Action item: Print out each entry below in full, exactly as given, excluding pictures.

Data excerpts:
※ ※ ※
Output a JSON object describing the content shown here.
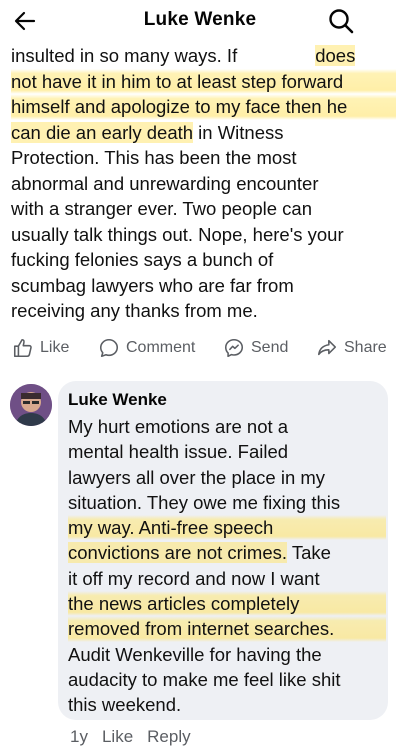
{
  "header": {
    "title": "Luke Wenke"
  },
  "post": {
    "lines": [
      "insulted in so many ways.  If",
      "does",
      "not have it in him to at least step forward",
      "himself and apologize to my face then he",
      "can die an early death",
      " in Witness",
      "Protection.  This has been the most",
      "abnormal and unrewarding encounter",
      "with a stranger ever.  Two people can",
      "usually talk things out.  Nope, here's your",
      "fucking felonies says a bunch of",
      "scumbag lawyers who are far from",
      "receiving any thanks from me."
    ]
  },
  "actions": {
    "like": "Like",
    "comment": "Comment",
    "send": "Send",
    "share": "Share"
  },
  "comment": {
    "author": "Luke Wenke",
    "lines": [
      "My hurt emotions are not a",
      "mental health issue.  Failed",
      "lawyers all over the place in my",
      "situation.  They owe me fixing this",
      "my way.  Anti-free speech",
      "convictions are not crimes.",
      "  Take",
      "it off my record and now I want",
      "the news articles completely",
      "removed from internet searches.",
      "Audit Wenkeville for having the",
      "audacity to make me feel like shit",
      "this weekend."
    ],
    "time": "1y",
    "like": "Like",
    "reply": "Reply"
  },
  "colors": {
    "highlight": "#ffe674",
    "comment_bg": "#eef0f4",
    "secondary_text": "#5b5e63"
  }
}
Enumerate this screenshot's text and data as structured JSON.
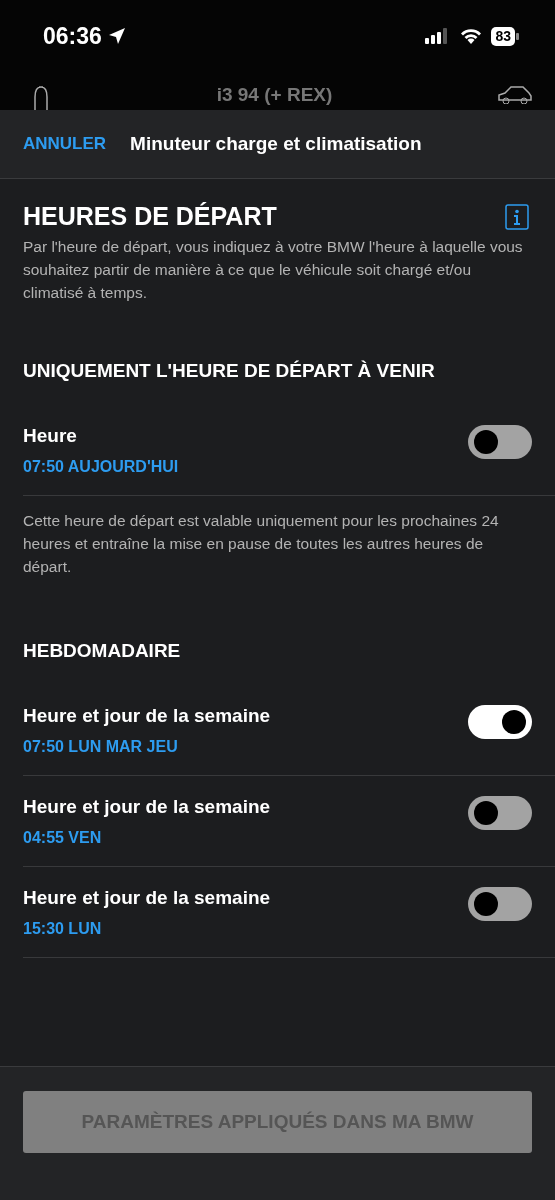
{
  "status_bar": {
    "time": "06:36",
    "battery": "83"
  },
  "background_header": {
    "title": "i3 94 (+ REX)"
  },
  "nav": {
    "cancel": "ANNULER",
    "title": "Minuteur charge et climatisation"
  },
  "intro": {
    "heading": "HEURES DE DÉPART",
    "description": "Par l'heure de départ, vous indiquez à votre BMW l'heure à laquelle vous souhaitez partir de manière à ce que le véhicule soit chargé et/ou climatisé à temps."
  },
  "sections": [
    {
      "title": "UNIQUEMENT L'HEURE DE DÉPART À VENIR",
      "rows": [
        {
          "label": "Heure",
          "value": "07:50 AUJOURD'HUI",
          "on": false
        }
      ],
      "note": "Cette heure de départ est valable uniquement pour les prochaines 24 heures et entraîne la mise en pause de toutes les autres heures de départ."
    },
    {
      "title": "HEBDOMADAIRE",
      "rows": [
        {
          "label": "Heure et jour de la semaine",
          "value": "07:50 LUN MAR JEU",
          "on": true
        },
        {
          "label": "Heure et jour de la semaine",
          "value": "04:55 VEN",
          "on": false
        },
        {
          "label": "Heure et jour de la semaine",
          "value": "15:30 LUN",
          "on": false
        }
      ]
    }
  ],
  "apply_button": {
    "label": "PARAMÈTRES APPLIQUÉS DANS MA BMW",
    "disabled": true
  }
}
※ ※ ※
Finished task:
Output a JSON object describing the content shown here.
{
  "header": {
    "title": "Luke Wenke"
  },
  "post": {
    "lines": [
      "insulted in so many ways.  If",
      "does",
      "not have it in him to at least step forward",
      "himself and apologize to my face then he",
      "can die an early death",
      " in Witness",
      "Protection.  This has been the most",
      "abnormal and unrewarding encounter",
      "with a stranger ever.  Two people can",
      "usually talk things out.  Nope, here's your",
      "fucking felonies says a bunch of",
      "scumbag lawyers who are far from",
      "receiving any thanks from me."
    ]
  },
  "actions": {
    "like": "Like",
    "comment": "Comment",
    "send": "Send",
    "share": "Share"
  },
  "comment": {
    "author": "Luke Wenke",
    "lines": [
      "My hurt emotions are not a",
      "mental health issue.  Failed",
      "lawyers all over the place in my",
      "situation.  They owe me fixing this",
      "my way.  Anti-free speech",
      "convictions are not crimes.",
      "  Take",
      "it off my record and now I want",
      "the news articles completely",
      "removed from internet searches.",
      "Audit Wenkeville for having the",
      "audacity to make me feel like shit",
      "this weekend."
    ],
    "time": "1y",
    "like": "Like",
    "reply": "Reply"
  },
  "colors": {
    "highlight": "#ffe674",
    "comment_bg": "#eef0f4",
    "secondary_text": "#5b5e63"
  }
}
Enumerate this screenshot's text and data as structured JSON.
{
  "status_bar": {
    "time": "06:36",
    "battery": "83"
  },
  "background_header": {
    "title": "i3 94 (+ REX)"
  },
  "nav": {
    "cancel": "ANNULER",
    "title": "Minuteur charge et climatisation"
  },
  "intro": {
    "heading": "HEURES DE DÉPART",
    "description": "Par l'heure de départ, vous indiquez à votre BMW l'heure à laquelle vous souhaitez partir de manière à ce que le véhicule soit chargé et/ou climatisé à temps."
  },
  "sections": [
    {
      "title": "UNIQUEMENT L'HEURE DE DÉPART À VENIR",
      "rows": [
        {
          "label": "Heure",
          "value": "07:50 AUJOURD'HUI",
          "on": false
        }
      ],
      "note": "Cette heure de départ est valable uniquement pour les prochaines 24 heures et entraîne la mise en pause de toutes les autres heures de départ."
    },
    {
      "title": "HEBDOMADAIRE",
      "rows": [
        {
          "label": "Heure et jour de la semaine",
          "value": "07:50 LUN MAR JEU",
          "on": true
        },
        {
          "label": "Heure et jour de la semaine",
          "value": "04:55 VEN",
          "on": false
        },
        {
          "label": "Heure et jour de la semaine",
          "value": "15:30 LUN",
          "on": false
        }
      ]
    }
  ],
  "apply_button": {
    "label": "PARAMÈTRES APPLIQUÉS DANS MA BMW",
    "disabled": true
  }
}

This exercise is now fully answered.